• [PROBLEM TO SOLVE] The answer should contain all of the records below, each one copied word for word.

• [DATA TO EXAMINE]
■ ■ ■ ■ ■ ■ ■
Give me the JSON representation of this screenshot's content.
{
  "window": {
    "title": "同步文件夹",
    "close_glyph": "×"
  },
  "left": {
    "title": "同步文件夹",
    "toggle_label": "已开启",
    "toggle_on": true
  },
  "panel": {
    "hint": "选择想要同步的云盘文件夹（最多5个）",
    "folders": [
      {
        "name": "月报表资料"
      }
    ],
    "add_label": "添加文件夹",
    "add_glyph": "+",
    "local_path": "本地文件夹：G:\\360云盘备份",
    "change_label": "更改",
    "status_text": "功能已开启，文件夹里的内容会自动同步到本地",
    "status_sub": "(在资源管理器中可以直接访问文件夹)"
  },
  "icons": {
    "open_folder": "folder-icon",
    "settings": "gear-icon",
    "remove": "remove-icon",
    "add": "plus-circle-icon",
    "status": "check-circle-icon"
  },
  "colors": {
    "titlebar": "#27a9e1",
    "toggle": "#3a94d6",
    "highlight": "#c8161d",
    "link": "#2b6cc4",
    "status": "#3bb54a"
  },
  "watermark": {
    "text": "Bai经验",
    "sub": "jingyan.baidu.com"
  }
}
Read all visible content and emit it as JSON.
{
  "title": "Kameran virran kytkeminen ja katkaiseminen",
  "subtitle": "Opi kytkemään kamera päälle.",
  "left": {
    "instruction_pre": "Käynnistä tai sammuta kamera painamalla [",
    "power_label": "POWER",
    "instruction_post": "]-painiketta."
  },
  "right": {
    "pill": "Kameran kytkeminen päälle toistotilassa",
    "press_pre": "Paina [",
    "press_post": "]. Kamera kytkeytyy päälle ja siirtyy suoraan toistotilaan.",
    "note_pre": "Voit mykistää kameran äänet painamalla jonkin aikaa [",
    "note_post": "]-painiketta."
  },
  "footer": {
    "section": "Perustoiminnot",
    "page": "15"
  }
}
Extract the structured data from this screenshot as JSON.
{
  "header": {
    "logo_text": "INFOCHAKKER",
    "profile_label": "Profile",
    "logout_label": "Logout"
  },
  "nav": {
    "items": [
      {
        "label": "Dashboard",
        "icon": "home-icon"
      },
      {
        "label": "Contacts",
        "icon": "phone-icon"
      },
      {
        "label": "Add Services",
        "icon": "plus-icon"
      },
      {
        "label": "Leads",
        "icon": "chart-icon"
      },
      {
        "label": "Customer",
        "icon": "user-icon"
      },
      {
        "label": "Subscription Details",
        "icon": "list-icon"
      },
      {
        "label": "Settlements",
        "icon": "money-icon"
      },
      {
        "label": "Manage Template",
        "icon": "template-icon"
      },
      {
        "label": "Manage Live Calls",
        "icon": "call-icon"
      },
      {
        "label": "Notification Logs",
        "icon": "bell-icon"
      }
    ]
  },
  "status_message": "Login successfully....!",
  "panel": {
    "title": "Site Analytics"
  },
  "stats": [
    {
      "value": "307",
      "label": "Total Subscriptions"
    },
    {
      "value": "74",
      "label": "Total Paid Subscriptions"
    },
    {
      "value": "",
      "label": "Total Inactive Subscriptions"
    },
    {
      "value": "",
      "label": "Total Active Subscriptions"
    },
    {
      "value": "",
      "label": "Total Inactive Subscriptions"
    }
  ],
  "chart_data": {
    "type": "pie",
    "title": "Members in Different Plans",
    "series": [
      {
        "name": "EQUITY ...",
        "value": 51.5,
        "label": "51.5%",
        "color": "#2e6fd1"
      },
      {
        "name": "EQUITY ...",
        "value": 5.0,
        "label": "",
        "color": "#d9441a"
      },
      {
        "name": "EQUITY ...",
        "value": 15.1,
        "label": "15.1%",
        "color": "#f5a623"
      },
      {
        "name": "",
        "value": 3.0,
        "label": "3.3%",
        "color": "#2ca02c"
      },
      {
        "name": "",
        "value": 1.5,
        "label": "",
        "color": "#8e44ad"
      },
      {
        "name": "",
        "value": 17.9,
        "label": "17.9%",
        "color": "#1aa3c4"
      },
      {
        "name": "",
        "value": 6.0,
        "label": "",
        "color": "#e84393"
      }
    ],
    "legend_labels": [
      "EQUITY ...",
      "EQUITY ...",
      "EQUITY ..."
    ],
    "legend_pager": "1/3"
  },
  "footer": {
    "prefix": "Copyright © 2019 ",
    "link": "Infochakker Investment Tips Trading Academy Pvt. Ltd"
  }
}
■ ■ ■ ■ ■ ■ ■
• [ANSWER BELOW]
Give me the JSON representation of this screenshot's content.
{
  "window": {
    "title": "同步文件夹",
    "close_glyph": "×"
  },
  "left": {
    "title": "同步文件夹",
    "toggle_label": "已开启",
    "toggle_on": true
  },
  "panel": {
    "hint": "选择想要同步的云盘文件夹（最多5个）",
    "folders": [
      {
        "name": "月报表资料"
      }
    ],
    "add_label": "添加文件夹",
    "add_glyph": "+",
    "local_path": "本地文件夹：G:\\360云盘备份",
    "change_label": "更改",
    "status_text": "功能已开启，文件夹里的内容会自动同步到本地",
    "status_sub": "(在资源管理器中可以直接访问文件夹)"
  },
  "icons": {
    "open_folder": "folder-icon",
    "settings": "gear-icon",
    "remove": "remove-icon",
    "add": "plus-circle-icon",
    "status": "check-circle-icon"
  },
  "colors": {
    "titlebar": "#27a9e1",
    "toggle": "#3a94d6",
    "highlight": "#c8161d",
    "link": "#2b6cc4",
    "status": "#3bb54a"
  },
  "watermark": {
    "text": "Bai经验",
    "sub": "jingyan.baidu.com"
  }
}
Read all visible content and emit it as JSON.
{
  "title": "Kameran virran kytkeminen ja katkaiseminen",
  "subtitle": "Opi kytkemään kamera päälle.",
  "left": {
    "instruction_pre": "Käynnistä tai sammuta kamera painamalla [",
    "power_label": "POWER",
    "instruction_post": "]-painiketta."
  },
  "right": {
    "pill": "Kameran kytkeminen päälle toistotilassa",
    "press_pre": "Paina [",
    "press_post": "]. Kamera kytkeytyy päälle ja siirtyy suoraan toistotilaan.",
    "note_pre": "Voit mykistää kameran äänet painamalla jonkin aikaa [",
    "note_post": "]-painiketta."
  },
  "footer": {
    "section": "Perustoiminnot",
    "page": "15"
  }
}
Extract the structured data from this screenshot as JSON.
{
  "header": {
    "logo_text": "INFOCHAKKER",
    "profile_label": "Profile",
    "logout_label": "Logout"
  },
  "nav": {
    "items": [
      {
        "label": "Dashboard",
        "icon": "home-icon"
      },
      {
        "label": "Contacts",
        "icon": "phone-icon"
      },
      {
        "label": "Add Services",
        "icon": "plus-icon"
      },
      {
        "label": "Leads",
        "icon": "chart-icon"
      },
      {
        "label": "Customer",
        "icon": "user-icon"
      },
      {
        "label": "Subscription Details",
        "icon": "list-icon"
      },
      {
        "label": "Settlements",
        "icon": "money-icon"
      },
      {
        "label": "Manage Template",
        "icon": "template-icon"
      },
      {
        "label": "Manage Live Calls",
        "icon": "call-icon"
      },
      {
        "label": "Notification Logs",
        "icon": "bell-icon"
      }
    ]
  },
  "status_message": "Login successfully....!",
  "panel": {
    "title": "Site Analytics"
  },
  "stats": [
    {
      "value": "307",
      "label": "Total Subscriptions"
    },
    {
      "value": "74",
      "label": "Total Paid Subscriptions"
    },
    {
      "value": "",
      "label": "Total Inactive Subscriptions"
    },
    {
      "value": "",
      "label": "Total Active Subscriptions"
    },
    {
      "value": "",
      "label": "Total Inactive Subscriptions"
    }
  ],
  "chart_data": {
    "type": "pie",
    "title": "Members in Different Plans",
    "series": [
      {
        "name": "EQUITY ...",
        "value": 51.5,
        "label": "51.5%",
        "color": "#2e6fd1"
      },
      {
        "name": "EQUITY ...",
        "value": 5.0,
        "label": "",
        "color": "#d9441a"
      },
      {
        "name": "EQUITY ...",
        "value": 15.1,
        "label": "15.1%",
        "color": "#f5a623"
      },
      {
        "name": "",
        "value": 3.0,
        "label": "3.3%",
        "color": "#2ca02c"
      },
      {
        "name": "",
        "value": 1.5,
        "label": "",
        "color": "#8e44ad"
      },
      {
        "name": "",
        "value": 17.9,
        "label": "17.9%",
        "color": "#1aa3c4"
      },
      {
        "name": "",
        "value": 6.0,
        "label": "",
        "color": "#e84393"
      }
    ],
    "legend_labels": [
      "EQUITY ...",
      "EQUITY ...",
      "EQUITY ..."
    ],
    "legend_pager": "1/3"
  },
  "footer": {
    "prefix": "Copyright © 2019 ",
    "link": "Infochakker Investment Tips Trading Academy Pvt. Ltd"
  }
}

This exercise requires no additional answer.